In your copy, the records appear word for word and the pictures do not appear at all.

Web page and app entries
○ ○ ○

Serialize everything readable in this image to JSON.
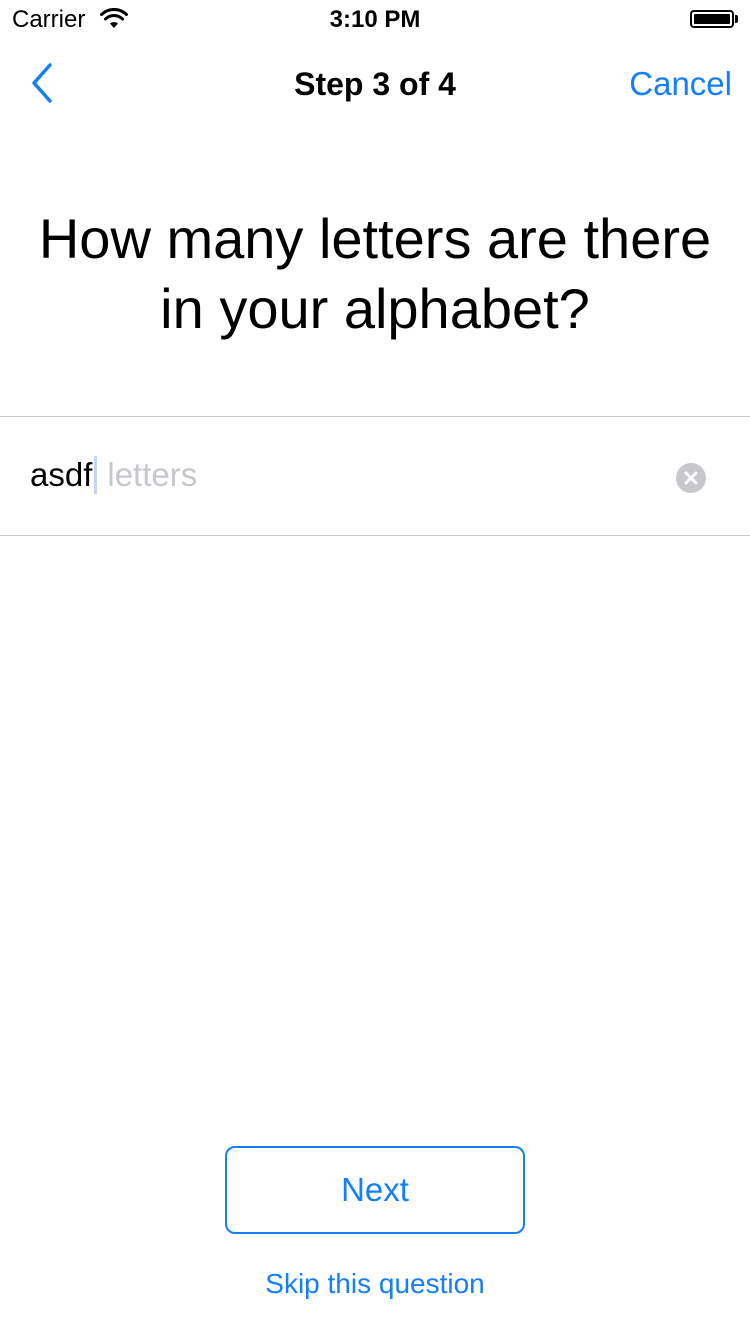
{
  "status_bar": {
    "carrier": "Carrier",
    "time": "3:10 PM",
    "wifi_icon": "wifi-icon",
    "battery_icon": "battery-icon"
  },
  "nav": {
    "back_icon": "chevron-left-icon",
    "title": "Step 3 of 4",
    "cancel_label": "Cancel"
  },
  "question": {
    "text": "How many letters are there in your alphabet?"
  },
  "answer": {
    "value": "asdf",
    "unit_placeholder": "letters",
    "clear_icon": "clear-circle-icon"
  },
  "footer": {
    "next_label": "Next",
    "skip_label": "Skip this question"
  },
  "colors": {
    "accent": "#147efb",
    "placeholder": "#c7c7cd",
    "separator": "#c8c7cc"
  }
}
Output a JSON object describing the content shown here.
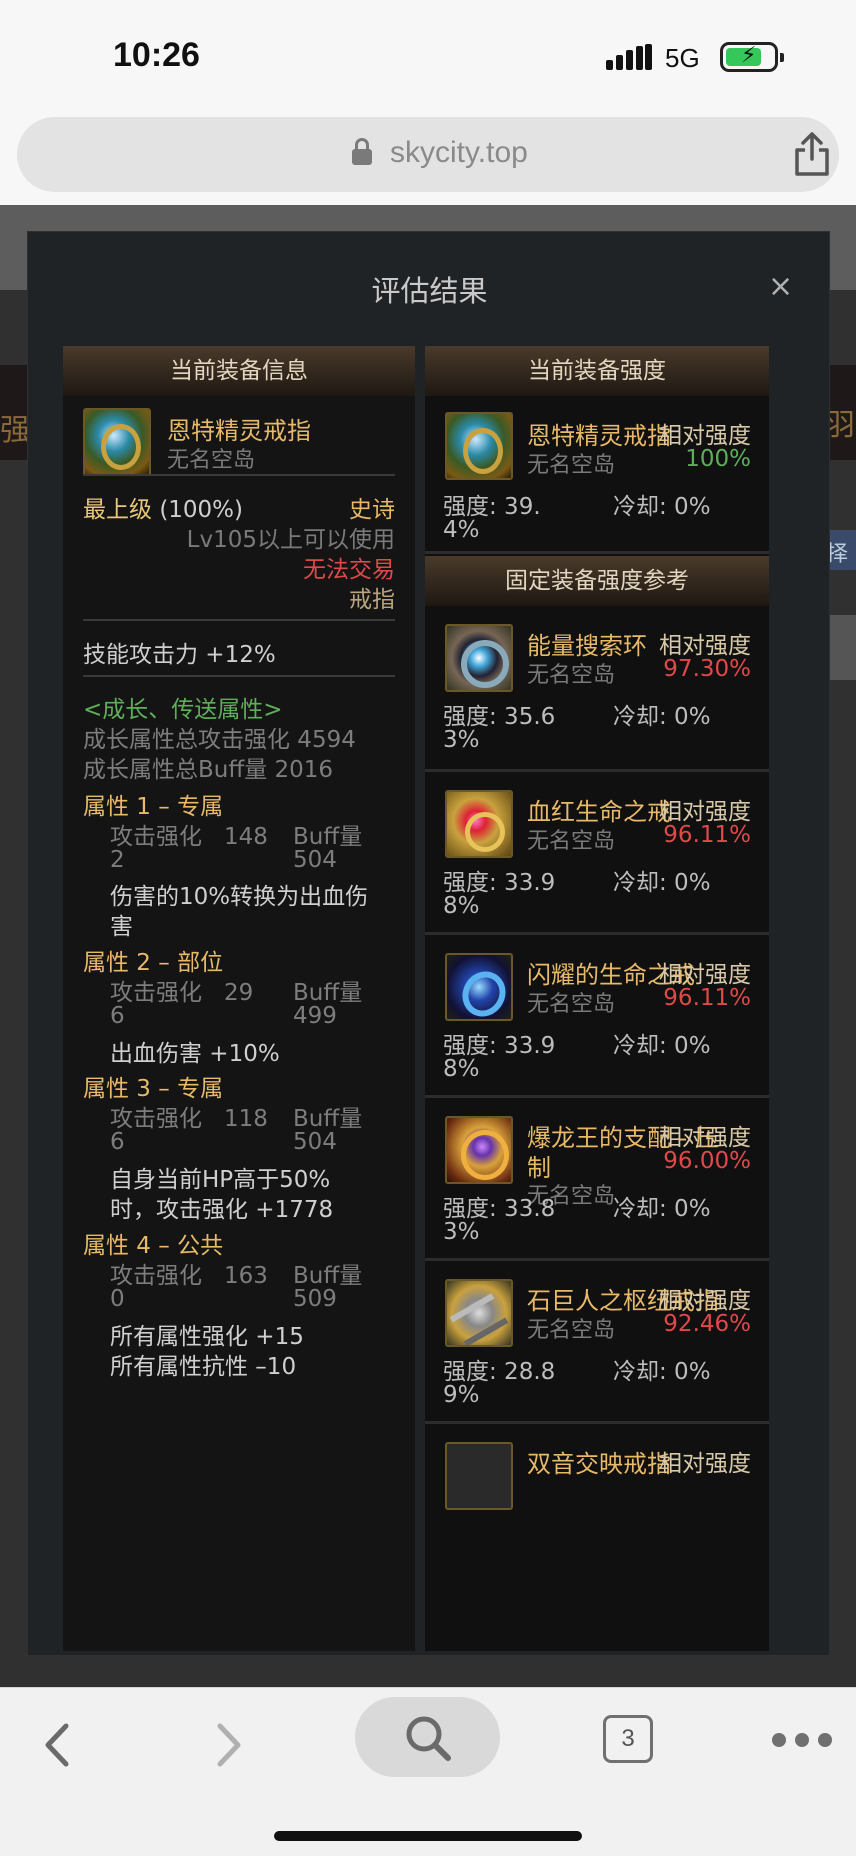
{
  "status_bar": {
    "time": "10:26",
    "network": "5G"
  },
  "browser": {
    "url": "skycity.top",
    "tab_count": "3"
  },
  "background_page": {
    "left_fragment": "强度",
    "right_fragment": "羽",
    "right_button": "择"
  },
  "modal": {
    "title": "评估结果",
    "close_label": "×",
    "left_panel": {
      "header": "当前装备信息",
      "item": {
        "name": "恩特精灵戒指",
        "source": "无名空岛"
      },
      "grade": "最上级",
      "grade_pct": "(100%)",
      "rarity": "史诗",
      "level_req": "Lv105以上可以使用",
      "trade": "无法交易",
      "slot": "戒指",
      "skill_attack": "技能攻击力  +12%",
      "growth_title": "<成长、传送属性>",
      "growth_total_attack": "成长属性总攻击强化 4594",
      "growth_total_buff": "成长属性总Buff量 2016",
      "attributes": [
        {
          "title": "属性 1 – 专属",
          "atk_label": "攻击强化",
          "atk_line1": "148",
          "atk_line2": "2",
          "buff_label": "Buff量",
          "buff_value": "504",
          "effect_lines": [
            "伤害的10%转换为出血伤",
            "害"
          ]
        },
        {
          "title": "属性 2 – 部位",
          "atk_label": "攻击强化",
          "atk_line1": "29",
          "atk_line2": "6",
          "buff_label": "Buff量",
          "buff_value": "499",
          "effect_lines": [
            "出血伤害 +10%"
          ]
        },
        {
          "title": "属性 3 – 专属",
          "atk_label": "攻击强化",
          "atk_line1": "118",
          "atk_line2": "6",
          "buff_label": "Buff量",
          "buff_value": "504",
          "effect_lines": [
            "自身当前HP高于50%",
            "时，攻击强化 +1778"
          ]
        },
        {
          "title": "属性 4 – 公共",
          "atk_label": "攻击强化",
          "atk_line1": "163",
          "atk_line2": "0",
          "buff_label": "Buff量",
          "buff_value": "509",
          "effect_lines": [
            "所有属性强化 +15",
            "所有属性抗性 –10"
          ]
        }
      ]
    },
    "right_panel": {
      "header": "当前装备强度",
      "current": {
        "name": "恩特精灵戒指",
        "source": "无名空岛",
        "rel_label": "相对强度",
        "rel_value": "100%",
        "strength_line1": "强度: 39.",
        "strength_line2": "4%",
        "cooldown": "冷却: 0%"
      },
      "reference_header": "固定装备强度参考",
      "references": [
        {
          "name": "能量搜索环",
          "name2": "",
          "source": "无名空岛",
          "rel_label": "相对强度",
          "rel_value": "97.30%",
          "strength_line1": "强度: 35.6",
          "strength_line2": "3%",
          "cooldown": "冷却: 0%"
        },
        {
          "name": "血红生命之戒",
          "name2": "",
          "source": "无名空岛",
          "rel_label": "相对强度",
          "rel_value": "96.11%",
          "strength_line1": "强度: 33.9",
          "strength_line2": "8%",
          "cooldown": "冷却: 0%"
        },
        {
          "name": "闪耀的生命之戒",
          "name2": "",
          "source": "无名空岛",
          "rel_label": "相对强度",
          "rel_value": "96.11%",
          "strength_line1": "强度: 33.9",
          "strength_line2": "8%",
          "cooldown": "冷却: 0%"
        },
        {
          "name": "爆龙王的支配 - 压",
          "name2": "制",
          "source": "无名空岛",
          "rel_label": "相对强度",
          "rel_value": "96.00%",
          "strength_line1": "强度: 33.8",
          "strength_line2": "3%",
          "cooldown": "冷却: 0%"
        },
        {
          "name": "石巨人之枢纽戒指",
          "name2": "",
          "source": "无名空岛",
          "rel_label": "相对强度",
          "rel_value": "92.46%",
          "strength_line1": "强度: 28.8",
          "strength_line2": "9%",
          "cooldown": "冷却: 0%"
        },
        {
          "name": "双音交映戒指",
          "name2": "",
          "source": "",
          "rel_label": "相对强度",
          "rel_value": "",
          "strength_line1": "",
          "strength_line2": "",
          "cooldown": ""
        }
      ]
    }
  },
  "colors": {
    "gold": "#e7b968",
    "green": "#5fae5a",
    "red": "#e0494a",
    "panel_bg": "#141414",
    "modal_bg": "#1f2326"
  }
}
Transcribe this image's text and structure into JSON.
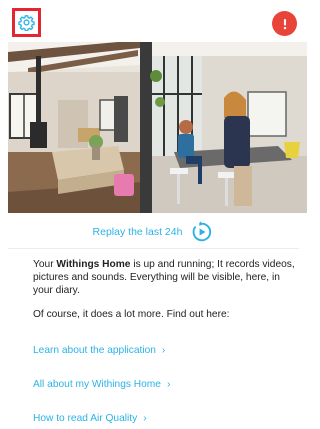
{
  "header": {
    "settings_icon": "gear-icon",
    "alert_icon": "exclamation-icon",
    "highlight_color": "#e3262f",
    "alert_color": "#e9443a"
  },
  "video": {
    "scene": "living-room-camera-view"
  },
  "replay": {
    "label": "Replay the last 24h",
    "icon": "replay-icon",
    "color": "#2bb3e6"
  },
  "intro": {
    "part1": "Your ",
    "brand": "Withings Home",
    "part2": " is up and running; It records videos, pictures and sounds. Everything will be visible, here, in your diary."
  },
  "subtext": "Of course, it does a lot more. Find out here:",
  "links": [
    {
      "label": "Learn about the application",
      "chevron": "›"
    },
    {
      "label": "All about my Withings Home",
      "chevron": "›"
    },
    {
      "label": "How to read Air Quality",
      "chevron": "›"
    }
  ]
}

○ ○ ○

**Task output:**
Serialize everything readable in this image to JSON.
{
  "status_bar": {
    "carrier": "Carrier",
    "time": "3:10 PM",
    "wifi_icon": "wifi-icon",
    "battery_icon": "battery-icon"
  },
  "nav": {
    "back_icon": "chevron-left-icon",
    "title": "Step 3 of 4",
    "cancel_label": "Cancel"
  },
  "question": {
    "text": "How many letters are there in your alphabet?"
  },
  "answer": {
    "value": "asdf",
    "unit_placeholder": "letters",
    "clear_icon": "clear-circle-icon"
  },
  "footer": {
    "next_label": "Next",
    "skip_label": "Skip this question"
  },
  "colors": {
    "accent": "#147efb",
    "placeholder": "#c7c7cd",
    "separator": "#c8c7cc"
  }
}
Output a JSON object describing the content shown here.
{
  "status_bar": {
    "time": "10:26",
    "network": "5G"
  },
  "browser": {
    "url": "skycity.top",
    "tab_count": "3"
  },
  "background_page": {
    "left_fragment": "强度",
    "right_fragment": "羽",
    "right_button": "择"
  },
  "modal": {
    "title": "评估结果",
    "close_label": "×",
    "left_panel": {
      "header": "当前装备信息",
      "item": {
        "name": "恩特精灵戒指",
        "source": "无名空岛"
      },
      "grade": "最上级",
      "grade_pct": "(100%)",
      "rarity": "史诗",
      "level_req": "Lv105以上可以使用",
      "trade": "无法交易",
      "slot": "戒指",
      "skill_attack": "技能攻击力  +12%",
      "growth_title": "<成长、传送属性>",
      "growth_total_attack": "成长属性总攻击强化 4594",
      "growth_total_buff": "成长属性总Buff量 2016",
      "attributes": [
        {
          "title": "属性 1 – 专属",
          "atk_label": "攻击强化",
          "atk_line1": "148",
          "atk_line2": "2",
          "buff_label": "Buff量",
          "buff_value": "504",
          "effect_lines": [
            "伤害的10%转换为出血伤",
            "害"
          ]
        },
        {
          "title": "属性 2 – 部位",
          "atk_label": "攻击强化",
          "atk_line1": "29",
          "atk_line2": "6",
          "buff_label": "Buff量",
          "buff_value": "499",
          "effect_lines": [
            "出血伤害 +10%"
          ]
        },
        {
          "title": "属性 3 – 专属",
          "atk_label": "攻击强化",
          "atk_line1": "118",
          "atk_line2": "6",
          "buff_label": "Buff量",
          "buff_value": "504",
          "effect_lines": [
            "自身当前HP高于50%",
            "时，攻击强化 +1778"
          ]
        },
        {
          "title": "属性 4 – 公共",
          "atk_label": "攻击强化",
          "atk_line1": "163",
          "atk_line2": "0",
          "buff_label": "Buff量",
          "buff_value": "509",
          "effect_lines": [
            "所有属性强化 +15",
            "所有属性抗性 –10"
          ]
        }
      ]
    },
    "right_panel": {
      "header": "当前装备强度",
      "current": {
        "name": "恩特精灵戒指",
        "source": "无名空岛",
        "rel_label": "相对强度",
        "rel_value": "100%",
        "strength_line1": "强度: 39.",
        "strength_line2": "4%",
        "cooldown": "冷却: 0%"
      },
      "reference_header": "固定装备强度参考",
      "references": [
        {
          "name": "能量搜索环",
          "name2": "",
          "source": "无名空岛",
          "rel_label": "相对强度",
          "rel_value": "97.30%",
          "strength_line1": "强度: 35.6",
          "strength_line2": "3%",
          "cooldown": "冷却: 0%"
        },
        {
          "name": "血红生命之戒",
          "name2": "",
          "source": "无名空岛",
          "rel_label": "相对强度",
          "rel_value": "96.11%",
          "strength_line1": "强度: 33.9",
          "strength_line2": "8%",
          "cooldown": "冷却: 0%"
        },
        {
          "name": "闪耀的生命之戒",
          "name2": "",
          "source": "无名空岛",
          "rel_label": "相对强度",
          "rel_value": "96.11%",
          "strength_line1": "强度: 33.9",
          "strength_line2": "8%",
          "cooldown": "冷却: 0%"
        },
        {
          "name": "爆龙王的支配 - 压",
          "name2": "制",
          "source": "无名空岛",
          "rel_label": "相对强度",
          "rel_value": "96.00%",
          "strength_line1": "强度: 33.8",
          "strength_line2": "3%",
          "cooldown": "冷却: 0%"
        },
        {
          "name": "石巨人之枢纽戒指",
          "name2": "",
          "source": "无名空岛",
          "rel_label": "相对强度",
          "rel_value": "92.46%",
          "strength_line1": "强度: 28.8",
          "strength_line2": "9%",
          "cooldown": "冷却: 0%"
        },
        {
          "name": "双音交映戒指",
          "name2": "",
          "source": "",
          "rel_label": "相对强度",
          "rel_value": "",
          "strength_line1": "",
          "strength_line2": "",
          "cooldown": ""
        }
      ]
    }
  },
  "colors": {
    "gold": "#e7b968",
    "green": "#5fae5a",
    "red": "#e0494a",
    "panel_bg": "#141414",
    "modal_bg": "#1f2326"
  }
}
Transcribe this image's text and structure into JSON.
{
  "header": {
    "settings_icon": "gear-icon",
    "alert_icon": "exclamation-icon",
    "highlight_color": "#e3262f",
    "alert_color": "#e9443a"
  },
  "video": {
    "scene": "living-room-camera-view"
  },
  "replay": {
    "label": "Replay the last 24h",
    "icon": "replay-icon",
    "color": "#2bb3e6"
  },
  "intro": {
    "part1": "Your ",
    "brand": "Withings Home",
    "part2": " is up and running; It records videos, pictures and sounds. Everything will be visible, here, in your diary."
  },
  "subtext": "Of course, it does a lot more. Find out here:",
  "links": [
    {
      "label": "Learn about the application",
      "chevron": "›"
    },
    {
      "label": "All about my Withings Home",
      "chevron": "›"
    },
    {
      "label": "How to read Air Quality",
      "chevron": "›"
    }
  ]
}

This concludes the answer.